====== EXCERPTED DATA ======

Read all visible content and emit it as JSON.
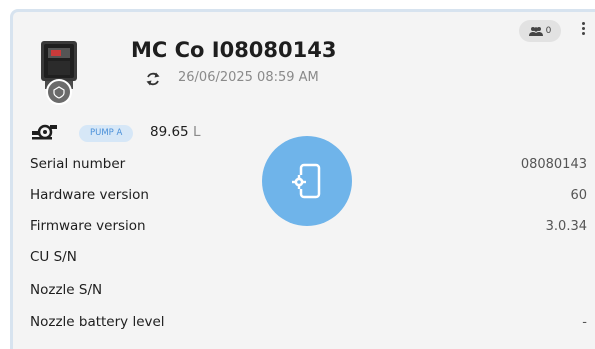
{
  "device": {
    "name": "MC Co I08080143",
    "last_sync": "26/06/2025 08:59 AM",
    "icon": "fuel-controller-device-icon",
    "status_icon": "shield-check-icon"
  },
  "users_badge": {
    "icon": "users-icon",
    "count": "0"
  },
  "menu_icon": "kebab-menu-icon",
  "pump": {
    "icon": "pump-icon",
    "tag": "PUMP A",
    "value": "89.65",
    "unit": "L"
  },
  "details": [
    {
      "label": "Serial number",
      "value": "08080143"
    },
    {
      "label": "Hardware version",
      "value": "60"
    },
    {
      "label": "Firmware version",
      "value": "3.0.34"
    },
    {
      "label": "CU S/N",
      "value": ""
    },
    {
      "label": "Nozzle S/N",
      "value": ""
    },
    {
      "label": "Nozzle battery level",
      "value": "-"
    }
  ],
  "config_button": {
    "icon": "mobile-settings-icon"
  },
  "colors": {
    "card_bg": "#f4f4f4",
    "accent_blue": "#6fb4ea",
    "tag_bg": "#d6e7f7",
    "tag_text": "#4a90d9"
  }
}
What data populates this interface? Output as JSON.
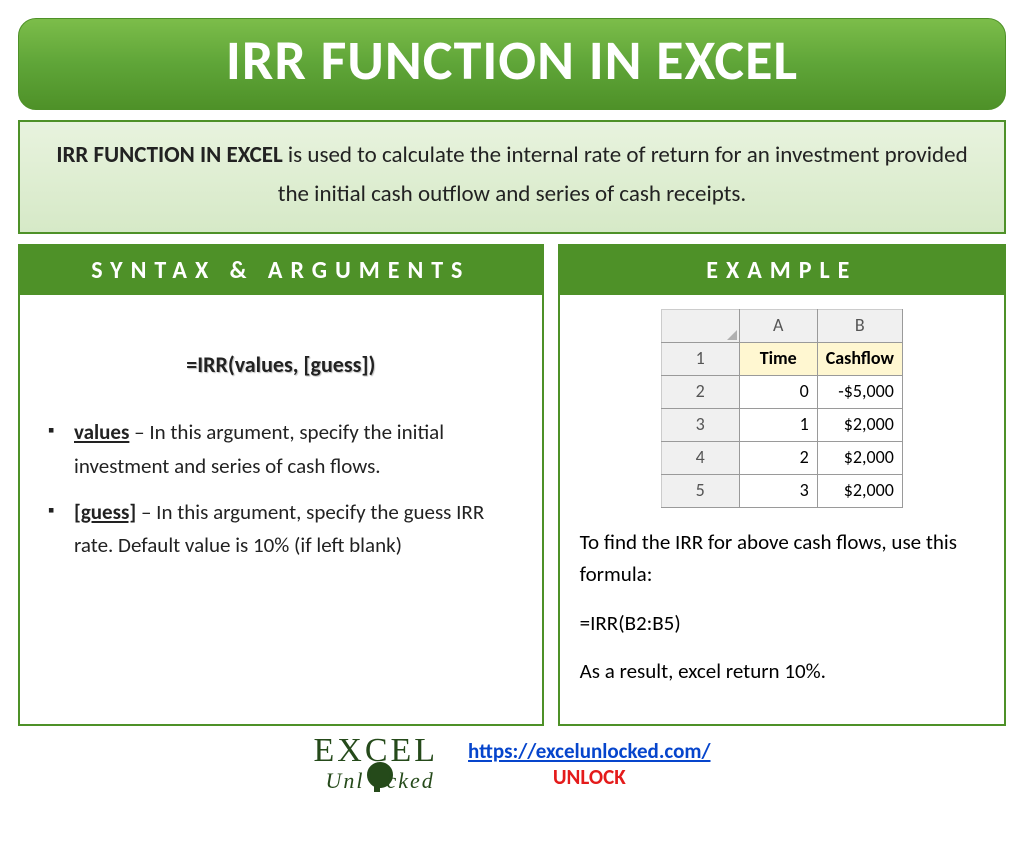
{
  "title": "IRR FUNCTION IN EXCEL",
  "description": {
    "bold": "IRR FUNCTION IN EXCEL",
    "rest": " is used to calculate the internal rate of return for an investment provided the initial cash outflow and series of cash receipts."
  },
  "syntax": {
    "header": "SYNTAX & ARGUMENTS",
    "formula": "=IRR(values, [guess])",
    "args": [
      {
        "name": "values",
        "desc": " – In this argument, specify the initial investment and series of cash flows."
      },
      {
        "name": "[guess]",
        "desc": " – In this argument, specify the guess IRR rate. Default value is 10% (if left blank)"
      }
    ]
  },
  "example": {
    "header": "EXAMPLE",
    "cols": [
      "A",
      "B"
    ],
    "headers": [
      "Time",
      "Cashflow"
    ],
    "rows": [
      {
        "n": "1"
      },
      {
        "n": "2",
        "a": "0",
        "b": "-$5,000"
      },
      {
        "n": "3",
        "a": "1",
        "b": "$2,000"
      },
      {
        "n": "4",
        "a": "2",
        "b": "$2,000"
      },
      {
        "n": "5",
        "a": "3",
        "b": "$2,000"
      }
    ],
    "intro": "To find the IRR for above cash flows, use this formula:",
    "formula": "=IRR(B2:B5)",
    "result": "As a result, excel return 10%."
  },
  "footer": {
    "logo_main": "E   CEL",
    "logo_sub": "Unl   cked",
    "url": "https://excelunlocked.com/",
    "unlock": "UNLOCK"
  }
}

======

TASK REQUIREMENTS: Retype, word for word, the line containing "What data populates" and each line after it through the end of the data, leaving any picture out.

RESPONSE:
What data populates this interface? Output as JSON.
{
  "title": "IRR FUNCTION IN EXCEL",
  "description": {
    "bold": "IRR FUNCTION IN EXCEL",
    "rest": " is used to calculate the internal rate of return for an investment provided the initial cash outflow and series of cash receipts."
  },
  "syntax": {
    "header": "SYNTAX & ARGUMENTS",
    "formula": "=IRR(values, [guess])",
    "args": [
      {
        "name": "values",
        "desc": " – In this argument, specify the initial investment and series of cash flows."
      },
      {
        "name": "[guess]",
        "desc": " – In this argument, specify the guess IRR rate. Default value is 10% (if left blank)"
      }
    ]
  },
  "example": {
    "header": "EXAMPLE",
    "cols": [
      "A",
      "B"
    ],
    "headers": [
      "Time",
      "Cashflow"
    ],
    "rows": [
      {
        "n": "1"
      },
      {
        "n": "2",
        "a": "0",
        "b": "-$5,000"
      },
      {
        "n": "3",
        "a": "1",
        "b": "$2,000"
      },
      {
        "n": "4",
        "a": "2",
        "b": "$2,000"
      },
      {
        "n": "5",
        "a": "3",
        "b": "$2,000"
      }
    ],
    "intro": "To find the IRR for above cash flows, use this formula:",
    "formula": "=IRR(B2:B5)",
    "result": "As a result, excel return 10%."
  },
  "footer": {
    "logo_main": "E   CEL",
    "logo_sub": "Unl   cked",
    "url": "https://excelunlocked.com/",
    "unlock": "UNLOCK"
  }
}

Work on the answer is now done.